(EXERCISE INPUT)

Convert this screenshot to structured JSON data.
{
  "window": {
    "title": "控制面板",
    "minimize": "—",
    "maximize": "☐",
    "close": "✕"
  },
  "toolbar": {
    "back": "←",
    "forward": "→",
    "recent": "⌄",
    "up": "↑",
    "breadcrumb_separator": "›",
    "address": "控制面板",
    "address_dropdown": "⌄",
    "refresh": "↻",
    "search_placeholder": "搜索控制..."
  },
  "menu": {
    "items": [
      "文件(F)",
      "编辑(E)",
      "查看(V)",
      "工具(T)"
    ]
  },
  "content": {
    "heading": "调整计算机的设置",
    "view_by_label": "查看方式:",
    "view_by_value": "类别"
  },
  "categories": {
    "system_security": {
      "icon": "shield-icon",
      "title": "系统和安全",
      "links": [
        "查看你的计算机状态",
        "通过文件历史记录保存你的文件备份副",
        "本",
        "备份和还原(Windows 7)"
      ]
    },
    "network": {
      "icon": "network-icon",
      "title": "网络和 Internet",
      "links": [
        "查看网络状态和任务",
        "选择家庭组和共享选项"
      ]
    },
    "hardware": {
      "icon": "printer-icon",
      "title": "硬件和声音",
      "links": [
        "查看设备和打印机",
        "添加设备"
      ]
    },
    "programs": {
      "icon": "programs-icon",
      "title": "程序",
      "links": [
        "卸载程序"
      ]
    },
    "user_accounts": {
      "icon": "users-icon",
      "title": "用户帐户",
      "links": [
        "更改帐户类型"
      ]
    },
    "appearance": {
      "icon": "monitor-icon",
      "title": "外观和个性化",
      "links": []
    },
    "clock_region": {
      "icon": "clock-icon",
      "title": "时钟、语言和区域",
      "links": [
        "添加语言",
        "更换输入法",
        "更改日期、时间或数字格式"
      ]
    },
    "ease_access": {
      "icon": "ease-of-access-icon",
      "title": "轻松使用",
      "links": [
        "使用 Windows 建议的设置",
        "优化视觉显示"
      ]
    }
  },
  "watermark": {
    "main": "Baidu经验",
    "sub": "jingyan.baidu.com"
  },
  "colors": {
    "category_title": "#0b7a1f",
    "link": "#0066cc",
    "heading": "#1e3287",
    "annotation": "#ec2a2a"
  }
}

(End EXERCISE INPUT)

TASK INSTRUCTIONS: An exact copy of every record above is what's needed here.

SOLUTION TO THE EXERCISE:
Convert this screenshot to structured JSON data.
{
  "window": {
    "title": "控制面板",
    "minimize": "—",
    "maximize": "☐",
    "close": "✕"
  },
  "toolbar": {
    "back": "←",
    "forward": "→",
    "recent": "⌄",
    "up": "↑",
    "breadcrumb_separator": "›",
    "address": "控制面板",
    "address_dropdown": "⌄",
    "refresh": "↻",
    "search_placeholder": "搜索控制..."
  },
  "menu": {
    "items": [
      "文件(F)",
      "编辑(E)",
      "查看(V)",
      "工具(T)"
    ]
  },
  "content": {
    "heading": "调整计算机的设置",
    "view_by_label": "查看方式:",
    "view_by_value": "类别"
  },
  "categories": {
    "system_security": {
      "icon": "shield-icon",
      "title": "系统和安全",
      "links": [
        "查看你的计算机状态",
        "通过文件历史记录保存你的文件备份副",
        "本",
        "备份和还原(Windows 7)"
      ]
    },
    "network": {
      "icon": "network-icon",
      "title": "网络和 Internet",
      "links": [
        "查看网络状态和任务",
        "选择家庭组和共享选项"
      ]
    },
    "hardware": {
      "icon": "printer-icon",
      "title": "硬件和声音",
      "links": [
        "查看设备和打印机",
        "添加设备"
      ]
    },
    "programs": {
      "icon": "programs-icon",
      "title": "程序",
      "links": [
        "卸载程序"
      ]
    },
    "user_accounts": {
      "icon": "users-icon",
      "title": "用户帐户",
      "links": [
        "更改帐户类型"
      ]
    },
    "appearance": {
      "icon": "monitor-icon",
      "title": "外观和个性化",
      "links": []
    },
    "clock_region": {
      "icon": "clock-icon",
      "title": "时钟、语言和区域",
      "links": [
        "添加语言",
        "更换输入法",
        "更改日期、时间或数字格式"
      ]
    },
    "ease_access": {
      "icon": "ease-of-access-icon",
      "title": "轻松使用",
      "links": [
        "使用 Windows 建议的设置",
        "优化视觉显示"
      ]
    }
  },
  "watermark": {
    "main": "Baidu经验",
    "sub": "jingyan.baidu.com"
  },
  "colors": {
    "category_title": "#0b7a1f",
    "link": "#0066cc",
    "heading": "#1e3287",
    "annotation": "#ec2a2a"
  }
}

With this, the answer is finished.